So much has happened between my last post on Saturday and tonight that I don’t even know where to begin. Eugene, school and finals seem like an eternity ago, but I absolutely love this second go-round in NYC.

I arrived early Saturday morning after taking that trusty JetBlue redeye from PDX. Since I couldn’t get into my building until 8 a.m. (or at least, didn’t want to wake up the RAs before 8), I stopped at the Dunkin’ Donuts near baggage claim  (sorry for two parentheses in the same sentence, but I’m positive it’s the same one my dad and I stopped at when we arrived last summer) and sat for an hour with iced coffee and a copy of the New York Daily News.

On the cab ride into the city, I was pleasantly surprised to find that BOTH of my biggest celebrity crushes, Brian Williams and Jimmy Fallon, currently star in Taxi TV segments.

Sunday was for getting settled, meeting my roommates and timing the walk from my building to the Time-Life Building, where Sports Illustrated’s offices are housed. It takes roughly twenty minutes, not counting my ritual Starbucks stop.

Entrance to the Sports Illustrated office.

My internship began on Monday. I was led to my cubicle on the 33rd floor. On my desk when I arrived: MLB’s 2011 Media Guide (so, yeah, all you MLB beat reporters and PR people – I’m going to start following you on Twitter), a copy of the most recent SI (the Jim Tressel cover at the time), a new notebook, plenty of office supplies and several papers and packets detailing everything I’d need to know as a communications intern at Sports Illustrated. Awesome.

There are six full-time employees on the communications staff, and three interns including me.

My cube. This was taken before I added some pictures and Duck décor.

On Tuesday, I had the thrill of actually sending a tweet from the official Sports Illustrated Twitter account. (Side note – again, sorry for all of the parentheses – SI’s Twitter handle was recently changed from @SI_24Seven to @SInow.) It might not sound like a big deal, but having the chance to combine my passions for social media and sports was very exciting. Now, I’m crafting a few tweets each day to send out based on SI.com content and photos from SI’s Google Chrome app, Sports Illustrated Snapshot.

Speaking of snapshots: this is just a phone picture, but I took it from the room where our Time Inc. intern orientation was held on Monday. There's something very New York-ish about working across from Radio City Music Hall.

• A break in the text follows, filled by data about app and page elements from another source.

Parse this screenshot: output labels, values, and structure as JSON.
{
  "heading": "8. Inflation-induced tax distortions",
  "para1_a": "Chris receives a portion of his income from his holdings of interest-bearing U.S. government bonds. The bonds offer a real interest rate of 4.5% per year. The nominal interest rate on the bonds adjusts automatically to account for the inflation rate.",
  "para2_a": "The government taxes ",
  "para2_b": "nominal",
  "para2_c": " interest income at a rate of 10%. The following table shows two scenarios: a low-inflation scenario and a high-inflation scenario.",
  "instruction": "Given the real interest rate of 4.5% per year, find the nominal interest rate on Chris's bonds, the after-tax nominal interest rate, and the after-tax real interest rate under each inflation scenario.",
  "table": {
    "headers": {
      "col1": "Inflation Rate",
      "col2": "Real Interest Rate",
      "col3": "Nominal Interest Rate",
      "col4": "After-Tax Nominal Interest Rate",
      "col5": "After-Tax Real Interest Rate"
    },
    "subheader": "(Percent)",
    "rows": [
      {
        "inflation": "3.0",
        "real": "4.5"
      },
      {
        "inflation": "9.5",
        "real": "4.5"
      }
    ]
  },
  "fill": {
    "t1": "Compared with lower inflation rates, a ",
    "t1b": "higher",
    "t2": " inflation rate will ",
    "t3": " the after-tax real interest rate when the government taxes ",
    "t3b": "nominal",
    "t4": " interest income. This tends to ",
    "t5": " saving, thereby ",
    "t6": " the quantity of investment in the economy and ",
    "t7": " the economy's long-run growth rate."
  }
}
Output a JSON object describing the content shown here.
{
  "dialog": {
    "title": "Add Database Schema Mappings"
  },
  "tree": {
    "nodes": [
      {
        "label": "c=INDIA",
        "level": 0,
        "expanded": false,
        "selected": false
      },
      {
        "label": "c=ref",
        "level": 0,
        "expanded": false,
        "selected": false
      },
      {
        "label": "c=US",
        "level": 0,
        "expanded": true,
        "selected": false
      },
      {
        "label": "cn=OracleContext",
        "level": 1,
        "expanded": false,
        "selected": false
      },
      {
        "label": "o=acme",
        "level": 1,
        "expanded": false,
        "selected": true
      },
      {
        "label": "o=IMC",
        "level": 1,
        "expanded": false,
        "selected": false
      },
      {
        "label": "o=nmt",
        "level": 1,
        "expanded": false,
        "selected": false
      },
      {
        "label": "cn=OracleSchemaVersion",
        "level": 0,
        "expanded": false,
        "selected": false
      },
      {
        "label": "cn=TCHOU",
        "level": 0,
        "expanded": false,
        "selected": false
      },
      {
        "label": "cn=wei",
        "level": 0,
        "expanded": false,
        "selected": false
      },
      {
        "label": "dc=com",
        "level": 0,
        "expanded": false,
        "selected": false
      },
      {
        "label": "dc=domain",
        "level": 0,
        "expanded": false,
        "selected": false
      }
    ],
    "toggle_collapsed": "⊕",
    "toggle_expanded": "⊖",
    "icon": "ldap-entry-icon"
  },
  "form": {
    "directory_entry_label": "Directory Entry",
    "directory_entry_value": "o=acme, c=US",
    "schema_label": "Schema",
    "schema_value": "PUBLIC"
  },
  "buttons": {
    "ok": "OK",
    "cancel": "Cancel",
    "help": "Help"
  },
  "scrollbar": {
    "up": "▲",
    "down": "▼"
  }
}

Every morning, I attend an SI.com editorial meeting. Most of the editors for SI.com’s departments – everything from MLB to boxing/MMA – meet for a quick rundown of what will appear on the site that day. It’s my job to listen for particular stories or features that would appeal to SI’s Twitter followers, and think of ways to uniquely position the content. We don’t want to just post story after story, but provide a new perspective and ask followers what they think. (And on a major nerd note, one of the hosts of a college football podcast I listen to is at those editorial meetings.)

From a PR standpoint, it’s not only fun to tweet, but also fascinating to see how each tweet is intentionally designed to spark some sort of conversation or plug a certain article on the site.

Other than tweeting, I’ve been spending a lot of time with a program called Critical Mention, which tracks mentions of Sports Illustrated on TV shows. I also track some statistics related to SI’s Twitter engagement and today, I put together an Excel spreadsheet filled with info about various golf blogs.

I’m only four days in, but each day has been busy, fulfilling and fun. Next on my agenda: get out and explore more of New York this weekend.

Since I’m feeling rather deprived of anything but sports news, what’s up in your world?